Fibrotic plaque analysis in Peyronie's disease has demonstrated early oxidative inflammation, followed by creation of fibrotic scar. Since coenzyme Q10 has been shown to have antioxidant capacity, a clinical trial of its efficacy in early Peyronie's was intuitively appealing.

Men with early Peyronie's disease (n = 186) were randomized to coenzyme Q10 300 mg/day or placebo for 24 weeks. At trial end, there was a statistically significant reduction in plaque size, penile curvature, and improvement in sexual function in the active treatment group. Because coenzyme Q10 is a very well tolerated intervention with no known serious adverse effects (there were no reported drug-related adverse events or discontinuations), it offers a promising alternative for persons with Peyronie's disease.

Impact of using A1c to diagnose pre-diabetes

Source: Mann DM, et al. Impact of A1c screening criterion on the diagnosis of pre-diabetes among U.S. adults. Diabetes Care 2010;33:2190-2195.

The dramatic increase in type 2 diabetes (DM2) seen in the last decade is predictably going to become even more evident: Although 24 million Americans currently have DM2, more than twice as many have pre-diabetes (p-DM2). Historically, persons with p-DM2 who are untreated progress to frank DM2 at a rate of 7%-10% per year.

Until 2010, p-DM2 was diagnosed based upon the presence of either impaired fasting glucose (IFG), impaired glucose tolerance (IGT), or both. Since 2010, the ADA has indicated that an A1c of 5.7%-6.4% qualifies as p-DM2. This tool has been welcomed by the primary care community because it does not require fasting, and can be obtained during any routine office visit. The limitation of A1c, however, is that it does not necessarily capture all the persons who would have been identified had either a fasting blood glucose or postprandial glucose (or both) been obtained; data from NHANES indicate that a substantial number of persons with IFG will not have an abnormal A1c, and vice versa. For instance, of 51.7 million NHANES subjects with IFG, only 23 million have an A1c that meets p-DM2 criteria.

All of the diagnostic markers for p-DM2 are used in an effort to identify the pathophysiologic derangements at a point in time where intervention might change disease progression. IFG, IGT, and A1c identify overlapping, but not identical, populations. Because clinicians will commonly have access to fasting glucose levels obtained concomitantly with other labs (e.g., CMP), it appears that few cases of p-DM2 will be missed by utilizing an A1c measurement.

Should tiotropium be a maintenance asthma medication?

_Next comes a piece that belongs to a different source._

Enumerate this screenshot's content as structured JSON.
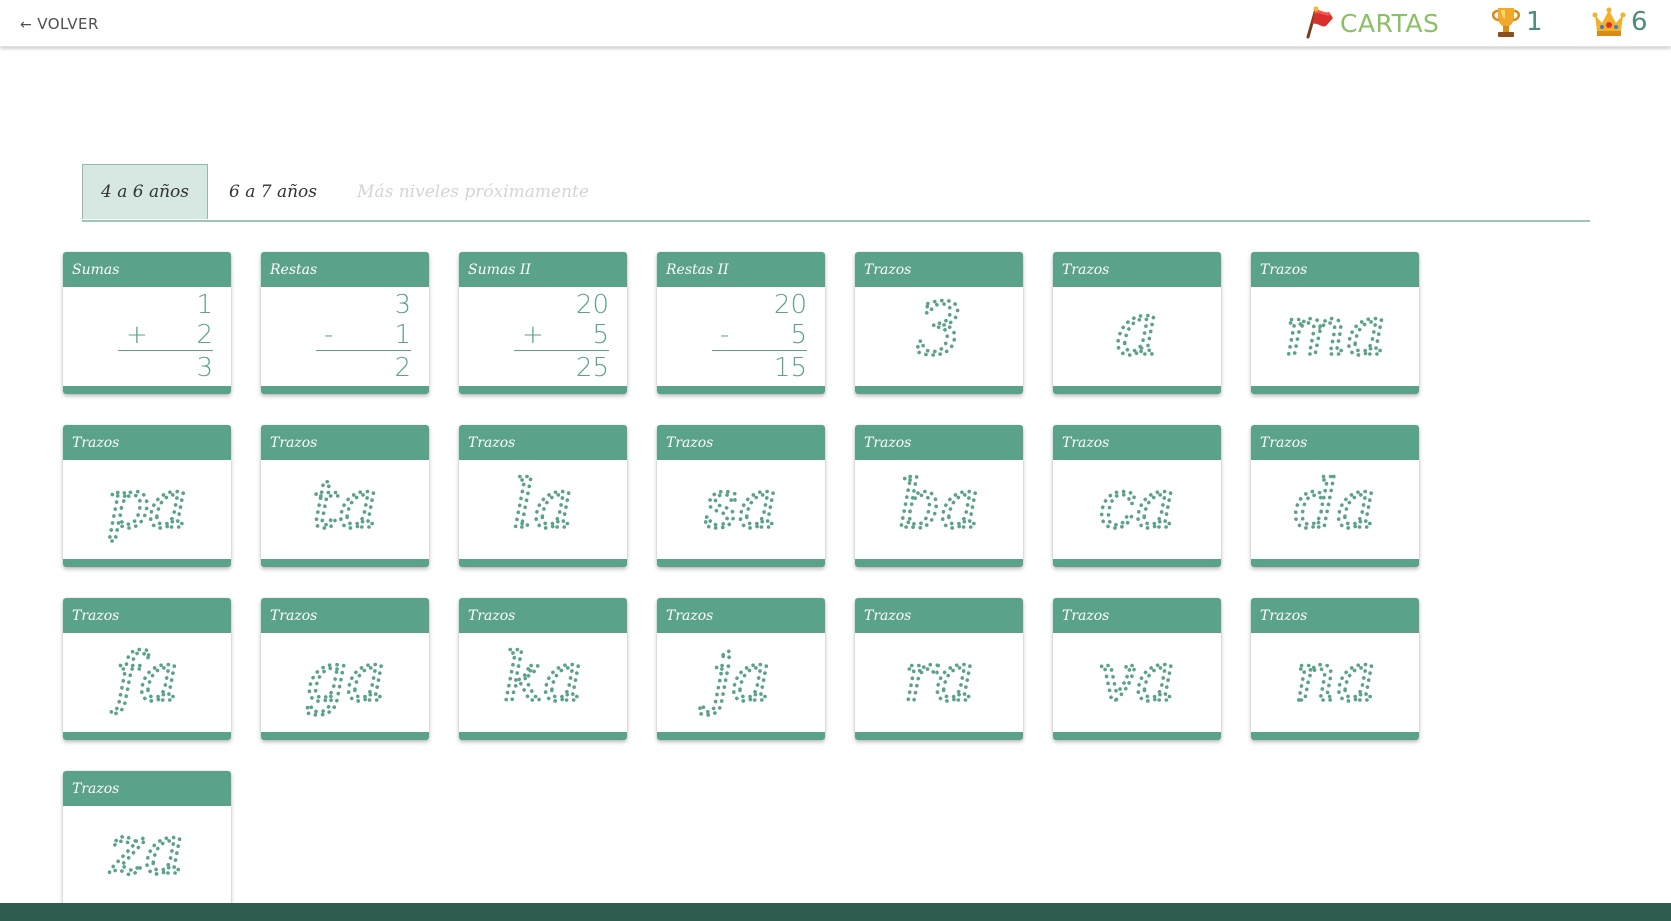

Source: Peters SP, et al. Tiotropium bromide step-up therapy for adults with uncontrolled asthma. N Engl J Med 2010;363:1715-1726.

Traditional maintenance pharmacotherapy for persistent asthma includes inhaled corticosteroids (ICS), leukotriene modulators, and—when used concomitantly with ICS—long-acting beta agonists (LABA). Except for the acute care setting, anticholinergic treatment, like tiotropium (TIO) has been generally thought of as a treatment for COPD rather than asthma.

Peters et al performed a double-blind, crossover trial in asthmatics (n = 210) who were poorly controlled on ICS alone. As add-on treatment, patients were randomized to tiotropium (ICS + TIO), the long-acting beta agonist salmeterol (ICS + LABA), or a doubling of ICS (ICS + ICS).

ICS + TIO was found to be superior to ICS + ICS for morning peak expiratory flow (the primary endpoint of the trial). ICS + TIO was demonstrated to be non-inferior to ICS + LABA for morning peak expiratory flow, prebronchodilator FEV1, and proportion of asthma-controlled days (the secondary endpoint of the trial). These results support the consideration of TIO as a maintenance medication for asthma when used in conjunction with ICS. Because the study duration was brief (14 weeks), the durability of anticholinergic treatment for asthma—for instance, is TIO useful in preventing asthma exacerbations?—remains to be determined.